Historically, African countries have often traded with neighbouring countries or within regional economic communities rather than the continent as a whole. Poor infrastructure and high tariffs are some of the reasons trade partnerships across the continent is constrained.
Ultimately each regional economic community has often focused a great deal on promoting regional partnership rather than acting as an anchor to steer towards economic integration within the continent. As a result of the tough trade rules the movement of goods from one African region to another has been somewhat complicated compared to goods imported from outside the continent.
Countries within the same economic community still face some challenges. Take for example the lengthy procedure to prepare import and export documents which often causes unnecessary border delays. To the extent that goods are held at the border for several weeks while the paperwork is being processed. I certainly think the Africa Continental Free Trade Agreement (AfCFTA) could be a game changer in resolving trade issues in Africa, if implemented properly. This means each country must employ appropriate policy instruments to ease the process of moving goods.
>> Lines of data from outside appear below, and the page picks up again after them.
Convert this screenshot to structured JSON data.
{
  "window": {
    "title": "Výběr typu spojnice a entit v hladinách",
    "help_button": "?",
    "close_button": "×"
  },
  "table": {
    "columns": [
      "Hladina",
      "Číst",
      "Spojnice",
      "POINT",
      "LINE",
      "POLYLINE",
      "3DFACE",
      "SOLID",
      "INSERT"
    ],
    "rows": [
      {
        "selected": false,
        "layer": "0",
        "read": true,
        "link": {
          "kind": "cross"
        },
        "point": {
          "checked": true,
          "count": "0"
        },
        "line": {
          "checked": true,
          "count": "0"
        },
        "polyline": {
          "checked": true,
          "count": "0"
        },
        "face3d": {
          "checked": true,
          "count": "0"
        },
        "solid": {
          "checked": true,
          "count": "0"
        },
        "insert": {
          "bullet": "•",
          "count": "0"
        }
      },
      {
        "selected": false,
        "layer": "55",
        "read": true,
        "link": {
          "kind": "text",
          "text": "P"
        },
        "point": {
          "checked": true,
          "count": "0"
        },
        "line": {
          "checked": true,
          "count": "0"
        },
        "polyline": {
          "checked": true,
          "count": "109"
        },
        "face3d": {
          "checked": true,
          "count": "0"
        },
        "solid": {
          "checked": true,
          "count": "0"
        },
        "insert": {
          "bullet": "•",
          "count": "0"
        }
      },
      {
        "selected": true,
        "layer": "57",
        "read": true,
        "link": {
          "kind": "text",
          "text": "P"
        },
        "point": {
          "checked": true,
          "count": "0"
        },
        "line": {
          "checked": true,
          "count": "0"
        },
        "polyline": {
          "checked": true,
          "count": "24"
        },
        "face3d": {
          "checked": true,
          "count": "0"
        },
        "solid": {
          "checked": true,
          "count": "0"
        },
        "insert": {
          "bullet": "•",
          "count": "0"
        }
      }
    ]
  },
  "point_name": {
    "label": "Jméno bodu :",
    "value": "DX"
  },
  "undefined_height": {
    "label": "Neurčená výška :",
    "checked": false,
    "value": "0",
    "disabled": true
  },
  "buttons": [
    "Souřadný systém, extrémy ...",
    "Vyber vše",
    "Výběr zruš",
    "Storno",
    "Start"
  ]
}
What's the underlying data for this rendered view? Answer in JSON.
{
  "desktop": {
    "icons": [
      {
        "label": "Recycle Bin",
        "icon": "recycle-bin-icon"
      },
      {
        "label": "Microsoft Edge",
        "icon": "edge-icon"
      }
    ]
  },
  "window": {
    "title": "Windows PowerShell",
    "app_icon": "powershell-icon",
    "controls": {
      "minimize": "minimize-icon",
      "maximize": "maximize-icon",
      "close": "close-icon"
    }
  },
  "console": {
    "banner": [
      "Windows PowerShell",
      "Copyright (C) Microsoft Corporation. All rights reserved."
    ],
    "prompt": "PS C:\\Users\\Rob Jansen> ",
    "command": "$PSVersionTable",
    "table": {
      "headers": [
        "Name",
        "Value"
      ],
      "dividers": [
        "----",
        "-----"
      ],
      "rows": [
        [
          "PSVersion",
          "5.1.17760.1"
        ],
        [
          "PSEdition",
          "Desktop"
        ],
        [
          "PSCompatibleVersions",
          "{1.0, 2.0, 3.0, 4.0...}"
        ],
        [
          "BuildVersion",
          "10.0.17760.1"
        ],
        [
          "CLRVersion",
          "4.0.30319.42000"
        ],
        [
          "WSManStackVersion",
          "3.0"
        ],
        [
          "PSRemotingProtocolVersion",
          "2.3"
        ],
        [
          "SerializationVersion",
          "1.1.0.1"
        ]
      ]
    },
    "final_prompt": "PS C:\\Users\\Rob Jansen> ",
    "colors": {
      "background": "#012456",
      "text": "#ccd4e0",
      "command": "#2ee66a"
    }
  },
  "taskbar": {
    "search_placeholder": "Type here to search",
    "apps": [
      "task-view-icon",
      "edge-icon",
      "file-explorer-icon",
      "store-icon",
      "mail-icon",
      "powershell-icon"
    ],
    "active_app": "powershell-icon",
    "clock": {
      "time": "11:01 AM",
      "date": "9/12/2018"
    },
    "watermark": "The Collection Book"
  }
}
The AfCFTA could benefit from the creation of an organisation independent from the African Union which regulates and promote trade in the continent which is likely to push the agenda forward to improve how states engage in terms of trade. The biggest concern with the trade agreement is the influence of greater economies such as South Africa over weak economies in establishing the trade rules. Undoubtedly they will want to pursue an agenda most suited to their interests and this could leave other countries with little influence.
Emmanuel Chilamphuma is a Senior Analyst at Edgebold Capital